Data to use section start

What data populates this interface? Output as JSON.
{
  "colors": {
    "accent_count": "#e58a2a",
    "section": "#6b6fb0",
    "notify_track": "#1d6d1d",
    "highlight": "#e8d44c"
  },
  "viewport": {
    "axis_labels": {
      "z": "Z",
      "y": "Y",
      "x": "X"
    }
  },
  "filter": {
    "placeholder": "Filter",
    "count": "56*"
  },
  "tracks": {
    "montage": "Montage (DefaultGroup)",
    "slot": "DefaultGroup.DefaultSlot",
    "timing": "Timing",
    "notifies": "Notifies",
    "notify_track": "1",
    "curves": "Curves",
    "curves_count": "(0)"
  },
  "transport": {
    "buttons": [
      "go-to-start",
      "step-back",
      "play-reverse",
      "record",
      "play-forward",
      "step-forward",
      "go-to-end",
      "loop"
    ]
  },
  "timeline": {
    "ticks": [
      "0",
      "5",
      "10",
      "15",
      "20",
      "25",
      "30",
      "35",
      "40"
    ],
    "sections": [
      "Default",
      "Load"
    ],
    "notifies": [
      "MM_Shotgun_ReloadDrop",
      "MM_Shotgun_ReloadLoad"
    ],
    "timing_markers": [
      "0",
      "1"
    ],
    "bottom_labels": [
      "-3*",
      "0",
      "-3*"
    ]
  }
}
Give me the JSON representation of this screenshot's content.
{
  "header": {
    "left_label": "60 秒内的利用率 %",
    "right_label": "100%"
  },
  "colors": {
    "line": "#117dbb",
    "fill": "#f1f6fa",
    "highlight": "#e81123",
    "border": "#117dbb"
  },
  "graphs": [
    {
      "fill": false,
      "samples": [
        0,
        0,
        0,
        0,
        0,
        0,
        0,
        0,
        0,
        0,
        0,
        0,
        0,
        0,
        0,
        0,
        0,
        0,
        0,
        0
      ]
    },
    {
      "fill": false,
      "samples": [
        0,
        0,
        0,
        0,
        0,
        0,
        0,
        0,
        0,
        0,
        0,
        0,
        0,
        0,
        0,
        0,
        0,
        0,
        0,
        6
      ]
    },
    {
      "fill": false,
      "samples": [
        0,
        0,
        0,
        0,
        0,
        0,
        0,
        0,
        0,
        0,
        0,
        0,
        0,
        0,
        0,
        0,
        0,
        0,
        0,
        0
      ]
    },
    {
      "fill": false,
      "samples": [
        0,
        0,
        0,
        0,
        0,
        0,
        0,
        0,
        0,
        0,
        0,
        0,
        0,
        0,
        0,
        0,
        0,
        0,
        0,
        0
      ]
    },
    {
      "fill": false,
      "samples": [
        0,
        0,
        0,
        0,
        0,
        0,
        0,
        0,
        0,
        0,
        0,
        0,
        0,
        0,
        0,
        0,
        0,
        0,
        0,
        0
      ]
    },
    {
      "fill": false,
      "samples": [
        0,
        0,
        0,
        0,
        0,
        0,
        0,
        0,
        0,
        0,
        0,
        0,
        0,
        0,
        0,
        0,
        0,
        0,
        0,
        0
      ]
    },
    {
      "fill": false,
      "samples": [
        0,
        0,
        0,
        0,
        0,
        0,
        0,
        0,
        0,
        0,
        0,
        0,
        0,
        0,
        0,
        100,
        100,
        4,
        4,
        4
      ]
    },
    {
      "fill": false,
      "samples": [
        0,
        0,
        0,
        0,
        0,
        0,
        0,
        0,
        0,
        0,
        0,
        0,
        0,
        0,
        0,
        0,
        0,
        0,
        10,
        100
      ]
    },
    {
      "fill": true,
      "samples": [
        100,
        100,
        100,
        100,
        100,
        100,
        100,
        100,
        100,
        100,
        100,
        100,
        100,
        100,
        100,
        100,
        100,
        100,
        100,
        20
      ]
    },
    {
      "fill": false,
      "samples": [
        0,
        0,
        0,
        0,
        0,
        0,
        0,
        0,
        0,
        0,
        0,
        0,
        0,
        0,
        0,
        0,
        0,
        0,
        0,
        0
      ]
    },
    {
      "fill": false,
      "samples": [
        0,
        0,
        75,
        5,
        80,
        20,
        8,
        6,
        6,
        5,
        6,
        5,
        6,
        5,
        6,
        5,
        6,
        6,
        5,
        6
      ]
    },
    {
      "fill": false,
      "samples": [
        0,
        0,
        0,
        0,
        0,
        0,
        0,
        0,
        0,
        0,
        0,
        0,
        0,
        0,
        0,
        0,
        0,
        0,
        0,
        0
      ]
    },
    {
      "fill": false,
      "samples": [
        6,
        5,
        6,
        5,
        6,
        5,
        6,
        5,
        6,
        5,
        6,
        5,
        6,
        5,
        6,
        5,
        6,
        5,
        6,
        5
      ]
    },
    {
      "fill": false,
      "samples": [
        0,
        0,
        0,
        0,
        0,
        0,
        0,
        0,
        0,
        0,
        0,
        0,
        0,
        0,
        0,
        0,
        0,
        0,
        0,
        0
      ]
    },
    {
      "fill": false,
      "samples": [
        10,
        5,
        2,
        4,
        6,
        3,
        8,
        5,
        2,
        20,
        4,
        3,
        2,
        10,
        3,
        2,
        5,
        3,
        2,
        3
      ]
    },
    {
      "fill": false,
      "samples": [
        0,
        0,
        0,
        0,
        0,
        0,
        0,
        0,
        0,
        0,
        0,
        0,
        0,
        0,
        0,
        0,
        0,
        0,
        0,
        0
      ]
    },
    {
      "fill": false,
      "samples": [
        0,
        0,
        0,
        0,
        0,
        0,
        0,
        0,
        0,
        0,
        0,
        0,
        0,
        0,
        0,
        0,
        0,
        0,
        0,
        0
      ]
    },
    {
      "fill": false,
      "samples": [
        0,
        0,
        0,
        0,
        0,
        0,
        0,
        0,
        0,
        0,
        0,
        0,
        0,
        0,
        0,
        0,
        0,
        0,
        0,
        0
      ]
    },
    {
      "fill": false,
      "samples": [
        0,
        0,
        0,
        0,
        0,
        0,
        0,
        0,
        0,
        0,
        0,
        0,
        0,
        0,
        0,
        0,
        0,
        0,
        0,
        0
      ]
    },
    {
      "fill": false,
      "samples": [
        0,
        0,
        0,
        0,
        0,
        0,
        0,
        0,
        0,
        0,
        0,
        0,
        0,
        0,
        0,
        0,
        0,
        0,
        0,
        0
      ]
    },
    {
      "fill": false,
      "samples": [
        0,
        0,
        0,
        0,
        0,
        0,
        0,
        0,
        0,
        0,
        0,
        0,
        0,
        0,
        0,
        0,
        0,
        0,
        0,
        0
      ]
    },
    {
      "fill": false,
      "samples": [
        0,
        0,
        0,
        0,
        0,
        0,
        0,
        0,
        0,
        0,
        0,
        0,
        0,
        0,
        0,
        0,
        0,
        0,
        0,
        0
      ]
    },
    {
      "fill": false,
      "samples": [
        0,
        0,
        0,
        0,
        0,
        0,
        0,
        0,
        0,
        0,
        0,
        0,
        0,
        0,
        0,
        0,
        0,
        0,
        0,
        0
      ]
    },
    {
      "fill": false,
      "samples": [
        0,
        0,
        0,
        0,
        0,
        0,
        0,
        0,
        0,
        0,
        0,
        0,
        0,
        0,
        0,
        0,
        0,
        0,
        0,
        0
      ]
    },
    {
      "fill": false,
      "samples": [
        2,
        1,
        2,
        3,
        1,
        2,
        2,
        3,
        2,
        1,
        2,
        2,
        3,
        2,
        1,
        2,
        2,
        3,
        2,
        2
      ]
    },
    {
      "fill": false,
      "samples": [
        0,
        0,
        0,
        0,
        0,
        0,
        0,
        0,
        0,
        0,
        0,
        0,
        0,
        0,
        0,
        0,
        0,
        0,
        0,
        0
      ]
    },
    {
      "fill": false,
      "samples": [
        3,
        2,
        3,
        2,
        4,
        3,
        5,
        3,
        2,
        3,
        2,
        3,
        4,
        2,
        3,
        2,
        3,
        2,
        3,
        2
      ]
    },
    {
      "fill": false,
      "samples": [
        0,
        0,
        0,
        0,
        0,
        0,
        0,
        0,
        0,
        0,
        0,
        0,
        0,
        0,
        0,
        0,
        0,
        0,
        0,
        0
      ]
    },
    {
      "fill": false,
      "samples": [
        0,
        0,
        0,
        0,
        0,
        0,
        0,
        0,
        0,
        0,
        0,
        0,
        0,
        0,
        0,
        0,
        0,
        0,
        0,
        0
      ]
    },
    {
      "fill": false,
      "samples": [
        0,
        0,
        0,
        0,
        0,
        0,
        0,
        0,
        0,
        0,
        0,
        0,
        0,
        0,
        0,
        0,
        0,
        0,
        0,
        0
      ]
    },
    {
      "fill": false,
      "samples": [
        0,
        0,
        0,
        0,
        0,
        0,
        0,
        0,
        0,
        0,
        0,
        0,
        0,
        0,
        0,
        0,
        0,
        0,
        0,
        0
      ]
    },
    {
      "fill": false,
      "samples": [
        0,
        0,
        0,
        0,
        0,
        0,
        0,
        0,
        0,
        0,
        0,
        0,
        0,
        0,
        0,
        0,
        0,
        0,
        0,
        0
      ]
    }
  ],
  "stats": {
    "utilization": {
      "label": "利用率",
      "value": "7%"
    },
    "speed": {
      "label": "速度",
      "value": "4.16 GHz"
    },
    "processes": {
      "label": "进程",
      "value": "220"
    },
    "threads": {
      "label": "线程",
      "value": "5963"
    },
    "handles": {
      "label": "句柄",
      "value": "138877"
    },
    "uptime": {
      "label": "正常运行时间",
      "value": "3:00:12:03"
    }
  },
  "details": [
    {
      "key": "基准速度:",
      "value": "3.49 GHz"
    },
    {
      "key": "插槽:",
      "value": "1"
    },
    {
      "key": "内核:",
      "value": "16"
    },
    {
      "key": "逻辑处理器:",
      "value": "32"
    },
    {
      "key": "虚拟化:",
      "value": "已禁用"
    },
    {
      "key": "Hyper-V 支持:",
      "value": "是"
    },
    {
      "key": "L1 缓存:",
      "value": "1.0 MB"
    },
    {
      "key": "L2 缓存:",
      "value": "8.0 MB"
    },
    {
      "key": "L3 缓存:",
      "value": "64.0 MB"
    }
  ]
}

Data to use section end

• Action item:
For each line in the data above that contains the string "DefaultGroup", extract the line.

• Expected answer:
    "montage": "Montage (DefaultGroup)",
    "slot": "DefaultGroup.DefaultSlot",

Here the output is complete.